[Dataset items]
┄┄┄┄┄┄
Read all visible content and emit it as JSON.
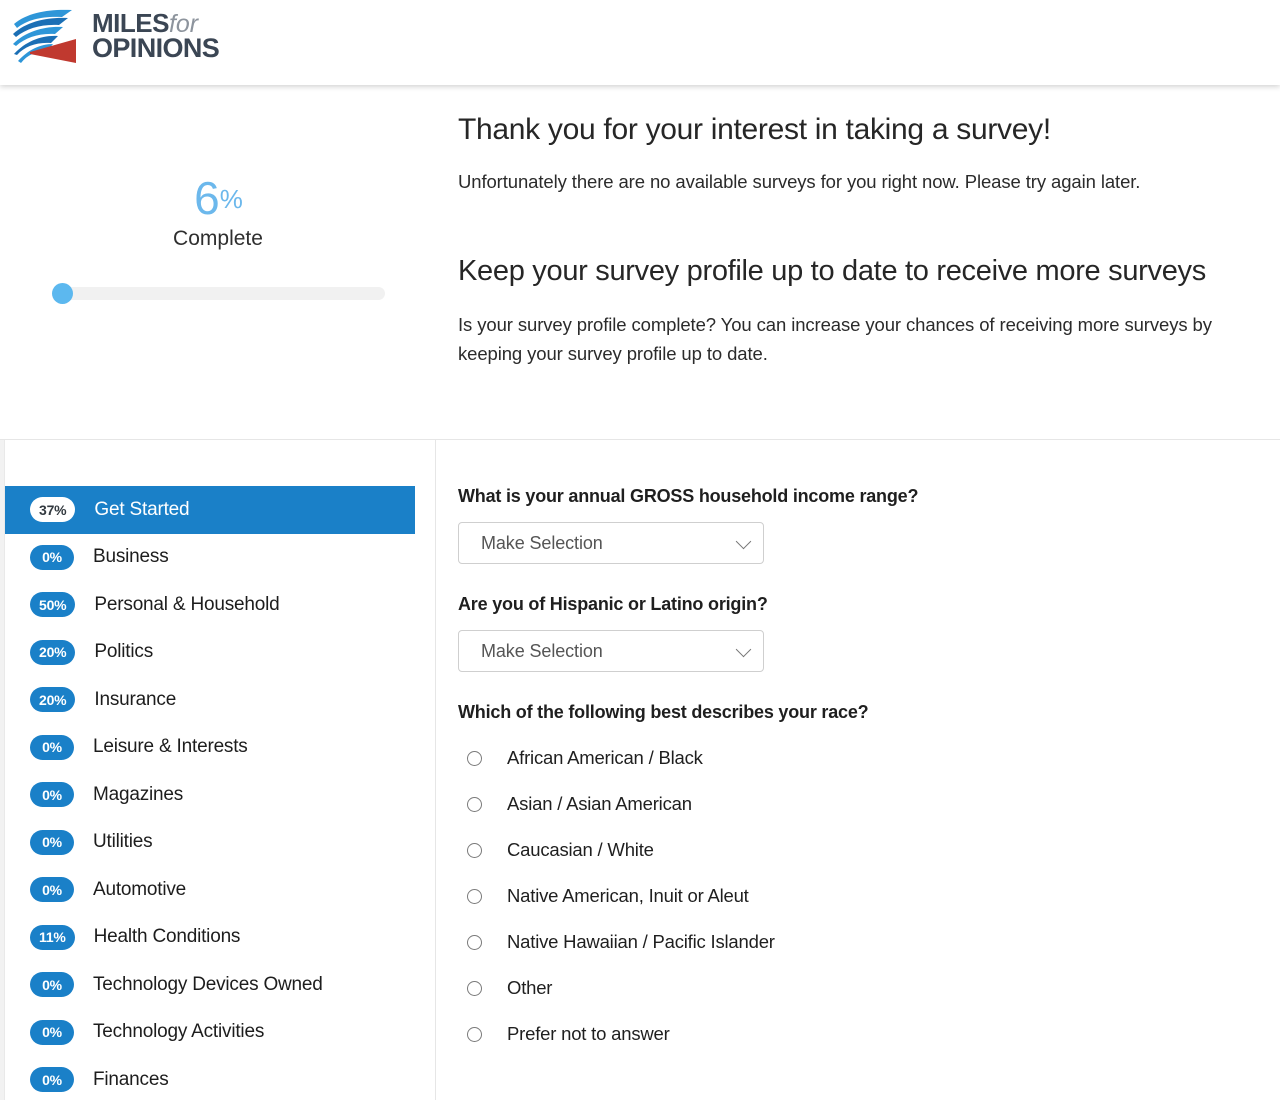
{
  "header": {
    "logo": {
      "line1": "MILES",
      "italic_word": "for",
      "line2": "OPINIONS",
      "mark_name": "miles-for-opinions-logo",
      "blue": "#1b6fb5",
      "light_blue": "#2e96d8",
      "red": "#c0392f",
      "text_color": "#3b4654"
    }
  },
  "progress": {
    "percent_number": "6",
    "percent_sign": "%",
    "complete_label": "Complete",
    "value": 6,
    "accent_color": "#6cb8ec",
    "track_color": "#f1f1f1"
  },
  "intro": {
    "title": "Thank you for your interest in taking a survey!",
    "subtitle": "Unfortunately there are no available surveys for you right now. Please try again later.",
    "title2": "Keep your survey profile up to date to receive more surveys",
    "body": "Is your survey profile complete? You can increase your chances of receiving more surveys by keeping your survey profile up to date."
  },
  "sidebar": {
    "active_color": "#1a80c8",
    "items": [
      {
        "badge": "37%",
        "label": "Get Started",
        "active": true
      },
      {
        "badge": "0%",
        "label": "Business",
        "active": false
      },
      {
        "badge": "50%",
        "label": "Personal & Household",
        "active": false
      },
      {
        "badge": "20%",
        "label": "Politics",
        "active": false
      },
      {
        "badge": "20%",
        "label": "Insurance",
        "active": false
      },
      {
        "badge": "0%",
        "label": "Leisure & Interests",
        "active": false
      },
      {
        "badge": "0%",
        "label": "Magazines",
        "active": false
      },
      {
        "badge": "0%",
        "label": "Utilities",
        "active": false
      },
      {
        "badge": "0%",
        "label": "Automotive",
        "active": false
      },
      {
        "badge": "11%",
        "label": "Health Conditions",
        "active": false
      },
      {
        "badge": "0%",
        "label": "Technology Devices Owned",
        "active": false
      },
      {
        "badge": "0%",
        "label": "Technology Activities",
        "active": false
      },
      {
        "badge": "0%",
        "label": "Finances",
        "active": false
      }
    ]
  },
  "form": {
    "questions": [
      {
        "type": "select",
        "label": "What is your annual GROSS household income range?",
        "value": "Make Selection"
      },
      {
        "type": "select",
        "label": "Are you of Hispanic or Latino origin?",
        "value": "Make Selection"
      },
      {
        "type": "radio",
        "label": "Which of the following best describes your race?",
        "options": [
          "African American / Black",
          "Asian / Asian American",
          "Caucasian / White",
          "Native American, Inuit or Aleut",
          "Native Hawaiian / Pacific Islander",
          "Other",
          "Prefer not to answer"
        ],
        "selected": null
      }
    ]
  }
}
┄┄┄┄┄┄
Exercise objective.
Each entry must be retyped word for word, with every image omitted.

Your response.
Read all visible content and emit it as JSON.
{
  "header": {
    "logo": {
      "line1": "MILES",
      "italic_word": "for",
      "line2": "OPINIONS",
      "mark_name": "miles-for-opinions-logo",
      "blue": "#1b6fb5",
      "light_blue": "#2e96d8",
      "red": "#c0392f",
      "text_color": "#3b4654"
    }
  },
  "progress": {
    "percent_number": "6",
    "percent_sign": "%",
    "complete_label": "Complete",
    "value": 6,
    "accent_color": "#6cb8ec",
    "track_color": "#f1f1f1"
  },
  "intro": {
    "title": "Thank you for your interest in taking a survey!",
    "subtitle": "Unfortunately there are no available surveys for you right now. Please try again later.",
    "title2": "Keep your survey profile up to date to receive more surveys",
    "body": "Is your survey profile complete? You can increase your chances of receiving more surveys by keeping your survey profile up to date."
  },
  "sidebar": {
    "active_color": "#1a80c8",
    "items": [
      {
        "badge": "37%",
        "label": "Get Started",
        "active": true
      },
      {
        "badge": "0%",
        "label": "Business",
        "active": false
      },
      {
        "badge": "50%",
        "label": "Personal & Household",
        "active": false
      },
      {
        "badge": "20%",
        "label": "Politics",
        "active": false
      },
      {
        "badge": "20%",
        "label": "Insurance",
        "active": false
      },
      {
        "badge": "0%",
        "label": "Leisure & Interests",
        "active": false
      },
      {
        "badge": "0%",
        "label": "Magazines",
        "active": false
      },
      {
        "badge": "0%",
        "label": "Utilities",
        "active": false
      },
      {
        "badge": "0%",
        "label": "Automotive",
        "active": false
      },
      {
        "badge": "11%",
        "label": "Health Conditions",
        "active": false
      },
      {
        "badge": "0%",
        "label": "Technology Devices Owned",
        "active": false
      },
      {
        "badge": "0%",
        "label": "Technology Activities",
        "active": false
      },
      {
        "badge": "0%",
        "label": "Finances",
        "active": false
      }
    ]
  },
  "form": {
    "questions": [
      {
        "type": "select",
        "label": "What is your annual GROSS household income range?",
        "value": "Make Selection"
      },
      {
        "type": "select",
        "label": "Are you of Hispanic or Latino origin?",
        "value": "Make Selection"
      },
      {
        "type": "radio",
        "label": "Which of the following best describes your race?",
        "options": [
          "African American / Black",
          "Asian / Asian American",
          "Caucasian / White",
          "Native American, Inuit or Aleut",
          "Native Hawaiian / Pacific Islander",
          "Other",
          "Prefer not to answer"
        ],
        "selected": null
      }
    ]
  }
}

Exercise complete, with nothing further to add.